The languid clock ticked away painfully, stretching a routine into a marathon. Figures of three to four hours were whispered among the exasperated crowds. Visitors like Texas resident Tim Grant were caught in this interesting pond of technological quicksand, their proximity to the desired registration desk out of sync with the shuffling time they had already invested.

But amidst the crisis, there emerged glimpses of humanity. The staff at the New York-New York resorted to the virtue of hospitality, supplying stranded guests with as many bottles of water and vouchers as they could carry. This small act of kindness somewhat softened the edges of digital hardship and offered consolation to the fatigued souls standing in lines.

Similar scenes unfolded at the Excalibur where a resident of Michigan, Kevin Conaway, maintained his patient vigil. His relatives, unencumbered by the delay, had wisely decided to take advantage of the hotel amenities, indulging in a leisurely swim to escape the sweltering Nevada heat.

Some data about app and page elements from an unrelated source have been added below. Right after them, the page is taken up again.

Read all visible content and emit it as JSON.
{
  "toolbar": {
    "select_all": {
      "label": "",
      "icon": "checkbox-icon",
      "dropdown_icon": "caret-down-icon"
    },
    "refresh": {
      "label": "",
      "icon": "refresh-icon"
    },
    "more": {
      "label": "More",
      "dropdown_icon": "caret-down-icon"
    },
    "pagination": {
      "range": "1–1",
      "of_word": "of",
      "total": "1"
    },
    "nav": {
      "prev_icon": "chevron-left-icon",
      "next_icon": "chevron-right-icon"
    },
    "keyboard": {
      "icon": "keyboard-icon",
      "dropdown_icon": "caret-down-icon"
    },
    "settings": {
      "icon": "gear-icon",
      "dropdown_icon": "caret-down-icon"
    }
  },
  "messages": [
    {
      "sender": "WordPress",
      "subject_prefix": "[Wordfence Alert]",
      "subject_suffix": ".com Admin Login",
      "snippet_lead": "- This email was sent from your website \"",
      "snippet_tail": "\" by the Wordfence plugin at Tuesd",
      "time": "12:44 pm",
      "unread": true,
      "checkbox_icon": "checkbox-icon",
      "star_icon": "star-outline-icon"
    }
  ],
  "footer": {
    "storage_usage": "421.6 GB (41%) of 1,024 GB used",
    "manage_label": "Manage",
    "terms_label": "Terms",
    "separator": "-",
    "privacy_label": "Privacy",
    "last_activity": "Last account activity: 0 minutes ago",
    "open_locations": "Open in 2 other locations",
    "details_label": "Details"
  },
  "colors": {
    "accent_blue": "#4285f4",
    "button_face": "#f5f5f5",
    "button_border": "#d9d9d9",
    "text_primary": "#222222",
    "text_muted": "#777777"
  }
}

The Luxor, usually a haven of efficiency, witnessed a slightly lesser delay lasting about an hour. The fallen victims of this technical calamity murmured the same resonating mantra, pointing at a nebulous computer issue as the unremitting culprit.

As twilight drew her blanket over the city, the lines gradually ebbed into their familiar patterns, returning the lobbies to their typical bustling rhythm. While an MGM spokesperson reassured that the front desk systems had only been down briefly, the company remained tight-lipped on the genesis of what caused the sudden switch from service to standstill.